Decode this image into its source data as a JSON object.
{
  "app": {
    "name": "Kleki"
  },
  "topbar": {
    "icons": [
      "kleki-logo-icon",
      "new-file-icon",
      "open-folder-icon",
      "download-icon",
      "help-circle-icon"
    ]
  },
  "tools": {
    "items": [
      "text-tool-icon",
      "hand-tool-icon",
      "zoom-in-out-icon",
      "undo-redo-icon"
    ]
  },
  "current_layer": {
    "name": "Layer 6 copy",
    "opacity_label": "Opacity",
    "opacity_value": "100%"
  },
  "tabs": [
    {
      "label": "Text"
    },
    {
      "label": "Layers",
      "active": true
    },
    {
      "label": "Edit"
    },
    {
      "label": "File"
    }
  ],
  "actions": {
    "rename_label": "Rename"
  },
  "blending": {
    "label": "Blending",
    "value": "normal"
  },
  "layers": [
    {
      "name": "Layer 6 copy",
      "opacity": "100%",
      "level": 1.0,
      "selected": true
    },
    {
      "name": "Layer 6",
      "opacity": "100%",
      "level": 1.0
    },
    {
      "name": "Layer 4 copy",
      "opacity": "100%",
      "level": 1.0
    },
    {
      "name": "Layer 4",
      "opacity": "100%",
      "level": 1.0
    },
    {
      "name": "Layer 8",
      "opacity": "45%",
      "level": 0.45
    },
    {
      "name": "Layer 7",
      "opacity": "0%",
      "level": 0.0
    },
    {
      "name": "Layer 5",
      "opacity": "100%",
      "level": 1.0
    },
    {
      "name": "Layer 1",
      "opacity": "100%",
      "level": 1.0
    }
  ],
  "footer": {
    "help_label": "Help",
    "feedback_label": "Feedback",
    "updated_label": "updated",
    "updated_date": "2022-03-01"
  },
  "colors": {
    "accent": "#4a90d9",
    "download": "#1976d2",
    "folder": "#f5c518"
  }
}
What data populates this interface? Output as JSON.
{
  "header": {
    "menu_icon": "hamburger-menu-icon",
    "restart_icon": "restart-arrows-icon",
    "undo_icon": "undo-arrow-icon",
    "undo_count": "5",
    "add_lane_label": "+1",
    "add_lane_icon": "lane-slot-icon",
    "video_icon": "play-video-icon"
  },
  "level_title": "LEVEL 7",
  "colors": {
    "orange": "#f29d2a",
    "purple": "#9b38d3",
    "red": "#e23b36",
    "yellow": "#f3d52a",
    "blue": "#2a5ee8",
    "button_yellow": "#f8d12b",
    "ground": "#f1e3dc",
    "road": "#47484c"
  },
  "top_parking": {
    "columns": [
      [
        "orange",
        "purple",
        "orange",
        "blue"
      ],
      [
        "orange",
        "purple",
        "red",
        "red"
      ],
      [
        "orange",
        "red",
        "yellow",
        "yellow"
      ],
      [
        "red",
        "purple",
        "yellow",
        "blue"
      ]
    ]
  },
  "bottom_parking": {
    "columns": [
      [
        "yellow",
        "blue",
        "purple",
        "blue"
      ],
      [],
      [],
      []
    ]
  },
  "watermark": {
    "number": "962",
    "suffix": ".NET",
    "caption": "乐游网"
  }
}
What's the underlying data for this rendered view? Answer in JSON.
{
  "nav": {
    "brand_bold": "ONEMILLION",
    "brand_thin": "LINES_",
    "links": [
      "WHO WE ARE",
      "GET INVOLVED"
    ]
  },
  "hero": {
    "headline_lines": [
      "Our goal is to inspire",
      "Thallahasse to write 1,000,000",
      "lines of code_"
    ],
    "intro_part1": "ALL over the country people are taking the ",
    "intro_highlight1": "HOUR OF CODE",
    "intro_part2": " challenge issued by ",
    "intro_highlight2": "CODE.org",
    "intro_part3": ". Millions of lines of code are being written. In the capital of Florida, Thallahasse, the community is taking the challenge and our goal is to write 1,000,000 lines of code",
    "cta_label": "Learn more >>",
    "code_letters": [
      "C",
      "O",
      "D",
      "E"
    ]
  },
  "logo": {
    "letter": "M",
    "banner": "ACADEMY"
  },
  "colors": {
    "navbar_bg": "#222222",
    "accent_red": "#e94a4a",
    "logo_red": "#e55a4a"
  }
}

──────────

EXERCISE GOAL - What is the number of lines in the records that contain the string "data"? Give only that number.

COMPLETED TASK - 3